By Andrew Kreig
Members of 9/11 Commission last week leveraged the 10th anniversary of their report to announce a dozen recommendations primarily fanning fears of foreign terrorism.
The former commissioners urged strong spending on counter-terrorism intelligence and far fewer congressional oversight committees. A photo via Creative Commons portrays the attack on New York’s World Trade Center.
News coverage arising from the announcement and related congressional testimony avoided mysteries and ongoing disputes.
For example, former Senate Intelligence Committee Chairman Bob Graham and former 9/11 Commissioner Max Cleland have each called for renewed formal investigations of 9/11. Their perspectives were almost entirely missing from the forum and mainstream news coverage.
“The fix is in,” former Bush Administration counter-terrorism advisor Richard Clarke recalled telling a White House colleague in January 2003.
Clarke is best known for apologizing to 9/11 families and other Americans for the tragedy to begin his 2004 testimony before the Commission. He told author Philip Shenon he made his “fix” remark upon hearing news that the 9/11 Commission had hired as its executive director Philip Zelikow.
Zelikow, part of the Bush administration transition team, was a fierce opponent of Clarke, a National Security Council staffer who had unsuccessfully warned about al Qaeda and Osama bin Laden before the 9/11 attacks.
Remarkably, Zelikow also had been co-author of a book by Bush’s top National Security Advisor Condoleezza Rice. After the commission’s work ended in 2004 he became counselor for Rice from 2005 to 2007 when she held the Secretary of State post.
Talk about whitewash and conflict of interest was not part of last week’s forum organized July 22 by the Bipartisan Policy Center in downtown Washington, DC.
Instead, they focused primarily on fear and the need for more spending.
“Many Americans,” the former commissioners said, “think that the terrorist threat is waning — that, as a country, we can begin turning back to other concerns. They are wrong. The threat remains grave and the trend lines in many parts of the world are pointing in the wrong direction.”
The speakers said the public should fear terrorism and support vigorous counter-terrorism measures.
Counter-terrorism contractors and their allies in government, Wall Street and the media fear budget cutbacks in an era of austerity, especially because relatively few foreign terrorism threats have been discovered.
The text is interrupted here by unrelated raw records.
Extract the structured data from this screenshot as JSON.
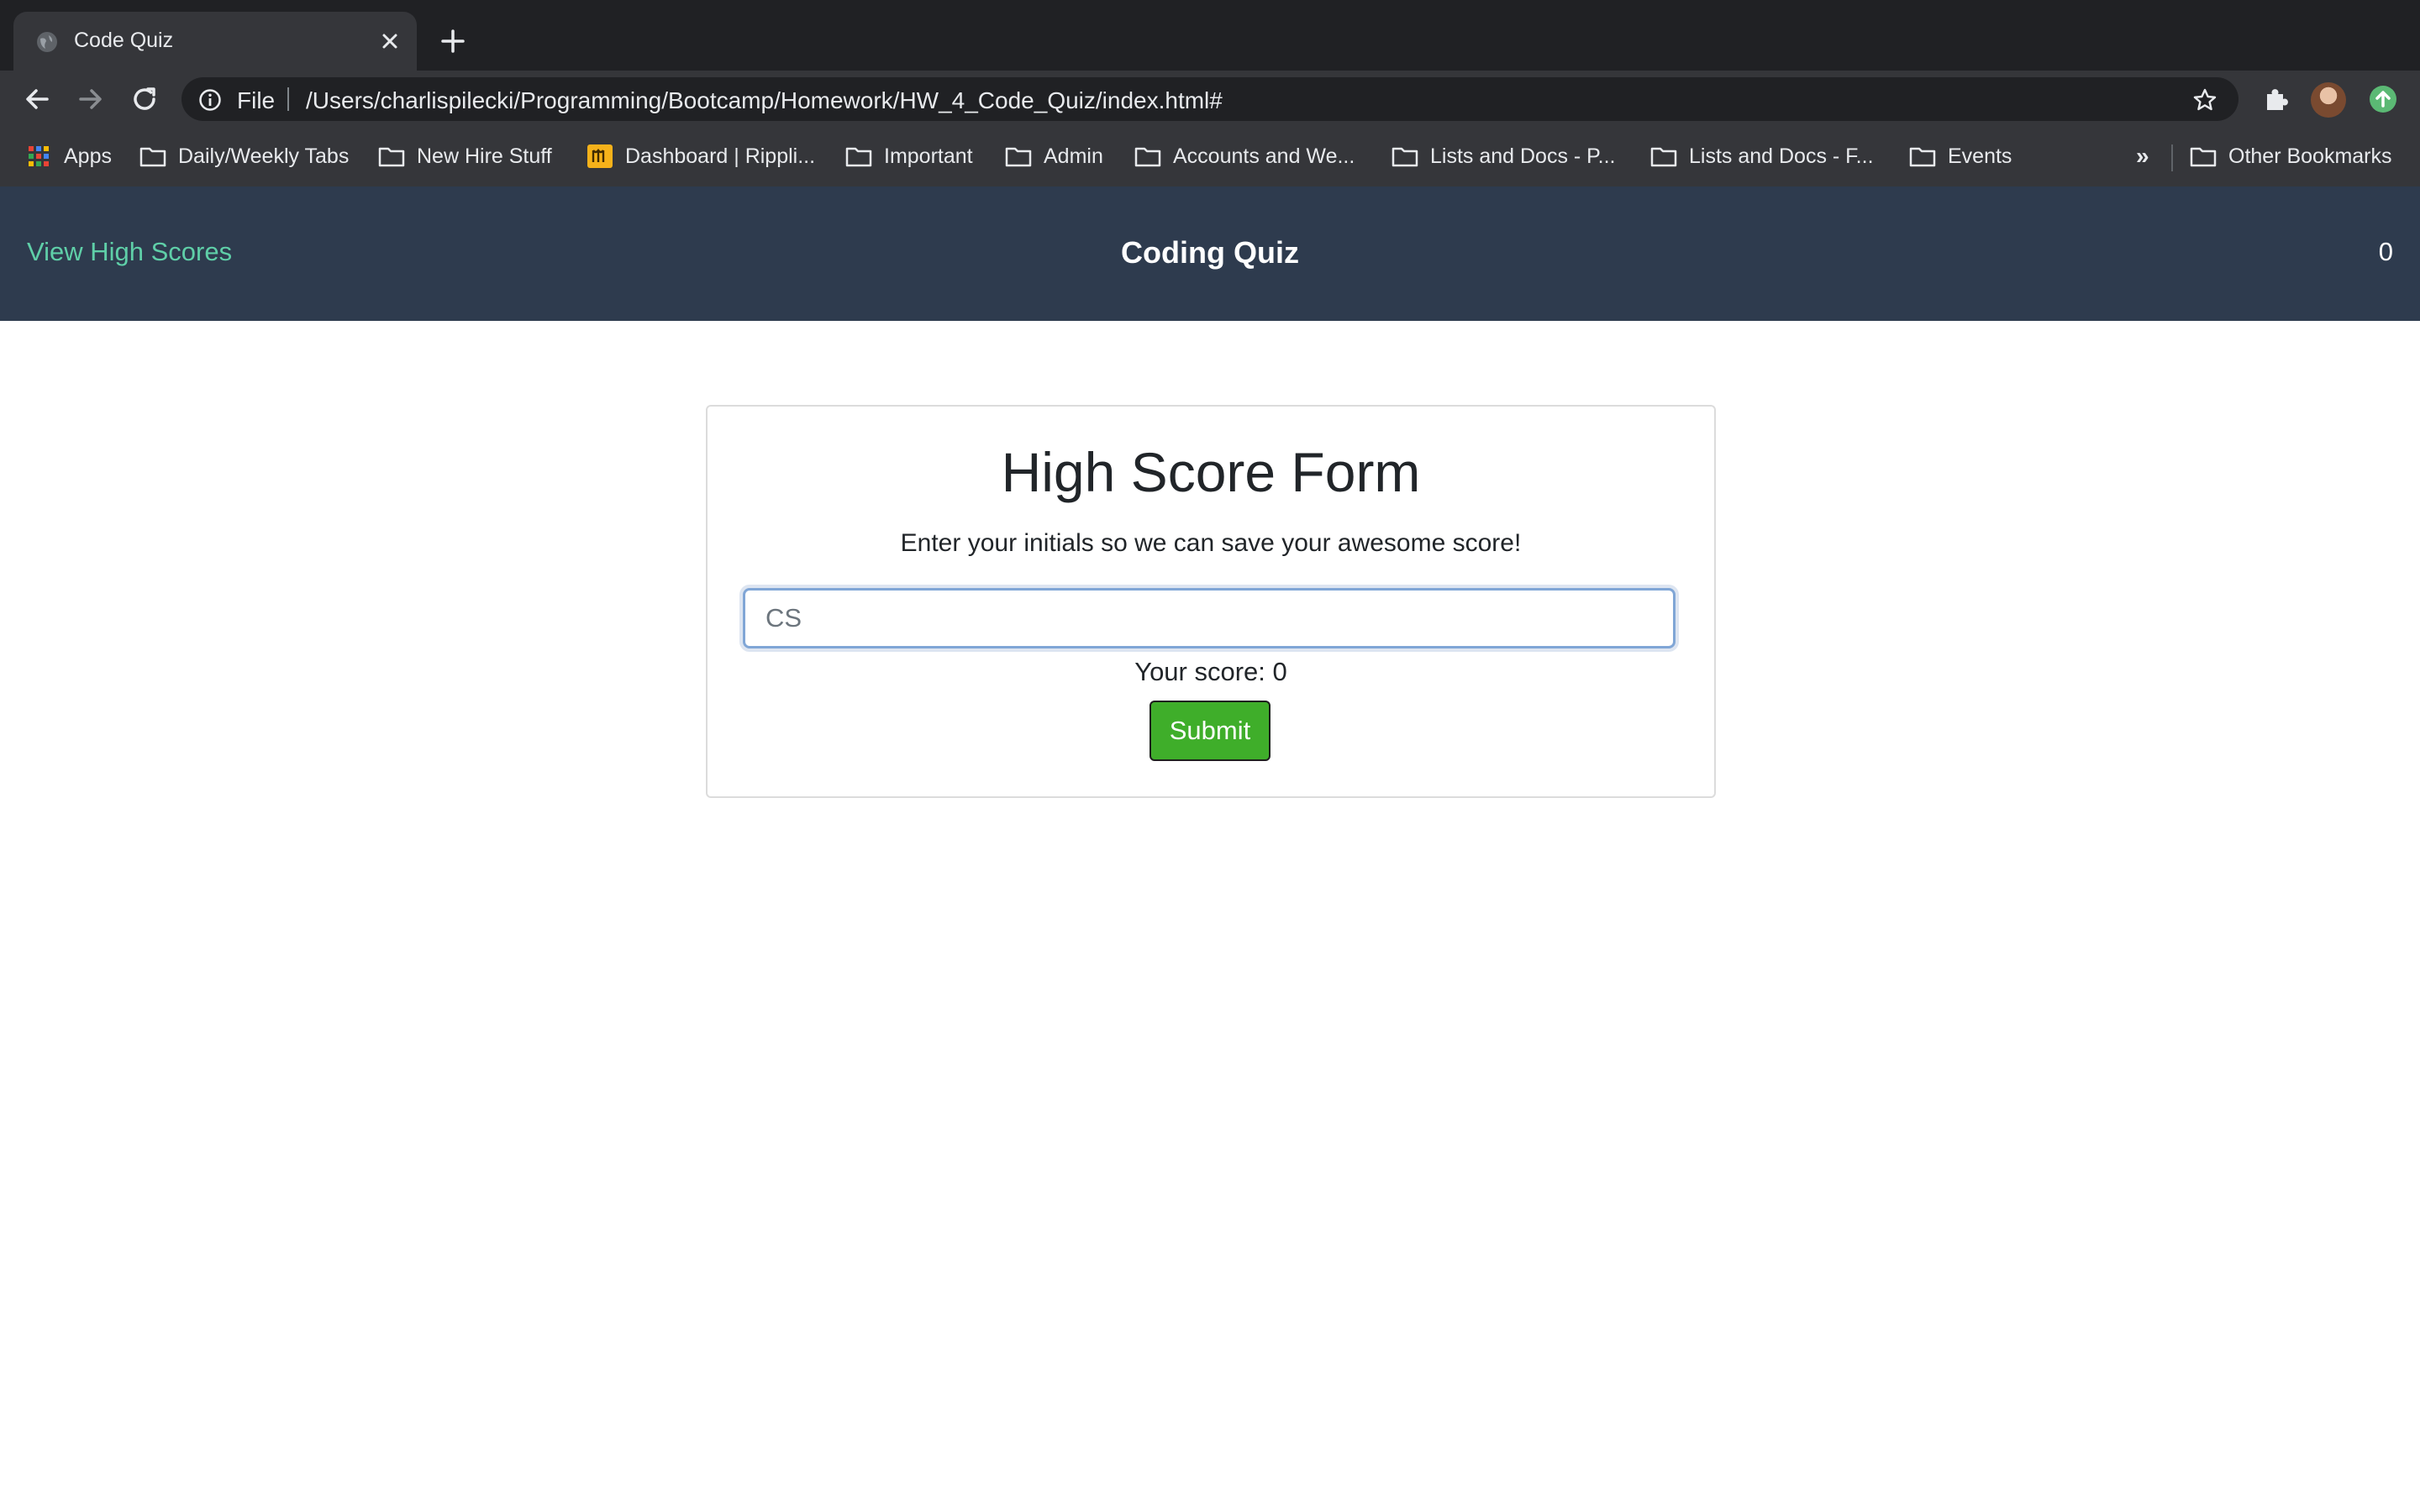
{
  "browser": {
    "tab": {
      "title": "Code Quiz"
    },
    "toolbar": {
      "scheme_label": "File",
      "url": "/Users/charlispilecki/Programming/Bootcamp/Homework/HW_4_Code_Quiz/index.html#"
    },
    "bookmarks": [
      {
        "label": "Apps",
        "icon": "apps-grid-icon"
      },
      {
        "label": "Daily/Weekly Tabs",
        "icon": "folder-icon"
      },
      {
        "label": "New Hire Stuff",
        "icon": "folder-icon"
      },
      {
        "label": "Dashboard | Rippli...",
        "icon": "rippling-icon"
      },
      {
        "label": "Important",
        "icon": "folder-icon"
      },
      {
        "label": "Admin",
        "icon": "folder-icon"
      },
      {
        "label": "Accounts and We...",
        "icon": "folder-icon"
      },
      {
        "label": "Lists and Docs - P...",
        "icon": "folder-icon"
      },
      {
        "label": "Lists and Docs - F...",
        "icon": "folder-icon"
      },
      {
        "label": "Events",
        "icon": "folder-icon"
      }
    ],
    "more_bookmarks": "»",
    "other_bookmarks": "Other Bookmarks"
  },
  "page": {
    "header": {
      "view_high_scores": "View High Scores",
      "title": "Coding Quiz",
      "timer": "0"
    },
    "form": {
      "title": "High Score Form",
      "instructions": "Enter your initials so we can save your awesome score!",
      "initials_value": "CS",
      "score_label": "Your score: 0",
      "submit_label": "Submit"
    }
  },
  "colors": {
    "header_bg": "#2e3b4e",
    "link": "#5fcfa8",
    "submit_bg": "#3fae2a",
    "chrome_dark": "#202124",
    "chrome_toolbar": "#35363a"
  }
}
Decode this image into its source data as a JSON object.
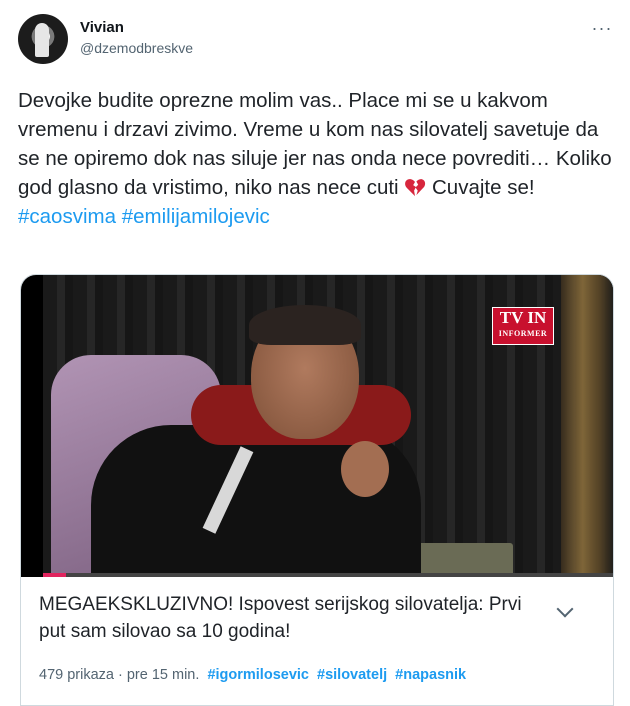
{
  "author": {
    "display_name": "Vivian",
    "handle": "@dzemodbreskve"
  },
  "more_icon": "more-dots-icon",
  "tweet": {
    "text_part1": "Devojke budite oprezne molim vas.. Place mi se u kakvom vremenu i drzavi zivimo. Vreme u kom nas silovatelj savetuje da se ne opiremo dok nas siluje jer nas onda nece povrediti… Koliko god glasno da vristimo, niko nas nece cuti ",
    "emoji": "broken-heart-icon",
    "text_part2": " Cuvajte se! ",
    "hashtags": [
      "#caosvima",
      "#emilijamilojevic"
    ]
  },
  "video": {
    "logo_top": "TV IN",
    "logo_bottom": "INFORMER",
    "progress_fraction": 0.04,
    "progress_color": "#e0245e"
  },
  "card": {
    "title": "MEGAEKSKLUZIVNO! Ispovest serijskog silovatelja: Prvi put sam silovao sa 10 godina!",
    "views": "479 prikaza",
    "time": "· pre 15 min.",
    "tags": [
      "#igormilosevic",
      "#silovatelj",
      "#napasnik"
    ]
  },
  "colors": {
    "link": "#1d9bf0",
    "muted": "#536471",
    "logo_red": "#c8102e"
  }
}
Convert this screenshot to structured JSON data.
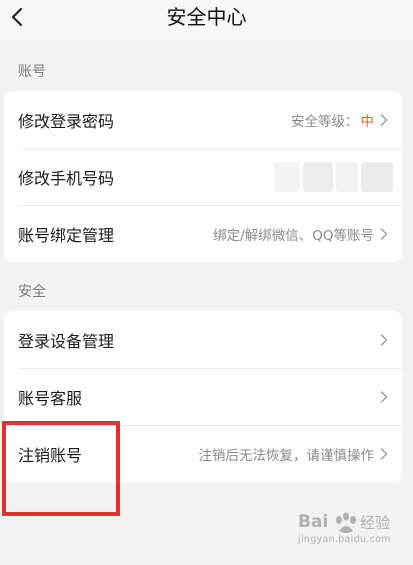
{
  "nav": {
    "title": "安全中心"
  },
  "sections": [
    {
      "title": "账号",
      "items": [
        {
          "label": "修改登录密码",
          "value_prefix": "安全等级：",
          "value_level": "中"
        },
        {
          "label": "修改手机号码",
          "value": ""
        },
        {
          "label": "账号绑定管理",
          "value": "绑定/解绑微信、QQ等账号"
        }
      ]
    },
    {
      "title": "安全",
      "items": [
        {
          "label": "登录设备管理",
          "value": ""
        },
        {
          "label": "账号客服",
          "value": ""
        },
        {
          "label": "注销账号",
          "value": "注销后无法恢复，请谨慎操作"
        }
      ]
    }
  ],
  "colors": {
    "accent": "#ff5a1f",
    "highlight": "#e3302f",
    "background": "#f2f2f2",
    "card": "#ffffff"
  },
  "icons": [
    "back-arrow-icon",
    "chevron-right-icon",
    "baidu-paw-icon"
  ],
  "watermark": {
    "brand": "Bai",
    "mark": "经验",
    "sub": "jingyan.baidu.com"
  }
}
Most of the plots exposed have revealed deep involvement by undercover federal agents.
This column — cross-posted on the Justice Integrity Project with more detail and citations — shows that 9/11 Commission began with massive conflicts of interest and receives scant press attention for its members’ failure quell public doubts about the 9/11 attack.
- The Week’s News
- A Necessary Flashback
- The Short-Lived ‘Kissinger Commission’
- Unfinished Business
- The Final Word?
The commission’s leaders were Chairman Thomas Kean, a Republican former New Jersey governor, and Vice Chairman Lee Hamilton, a Democratic former congressman representing southern Indiana. All of the commission members or their organizations have ties to the federal contractors, Wall Street financial houses and other institutions that prosper from counter-terrorism spending and related efforts.
Naturally, the recipients cycle back part of their revenue from taxpayers to the most supportive lawmakers, thought leaders, and their organizations.
A Who’s Who of recent intelligence and law enforcement officials at the highest levels helped the former commissioners in their latest research and recommendations.
The commission’s legacy? “The first important thing that’s been done in this town in a long, long time,” responded Kean.
But out of the limelight, some continue to question the findings and seek more information. Dozens of books have raised questions about the investigation, including two by former Senate Intelligence Committee Chairman Bob Graham. The three-term retired senator from Florida, a Democrat, chaired a joint Senate-House investigation that had to end operations in 2003. Graham has since urged, Re-Open the 9/11 Investigation Now.
Current news coverage tends to omit minimize controversy.
But blunt comments occasionally surface for those willing to ask questions. One arose during a 2009 book fair at the National Press Club, where Cleland was signing copies of his memoir. Cleland, a triple amputee from Vietnam combat, had been a wild card on the 9/11 Commission. He pushed for subpoenas and asked so many blunt questions that leadership of both parties found a job for him as an Export Import Bank director requiring his resignation before the commission’s final report.
“Do you think there should be another 9/11 commission?” a former Navy intelligence officer asked Cleland at the 2009 book signing.
“There should be about fifteen 9/11 commissions.”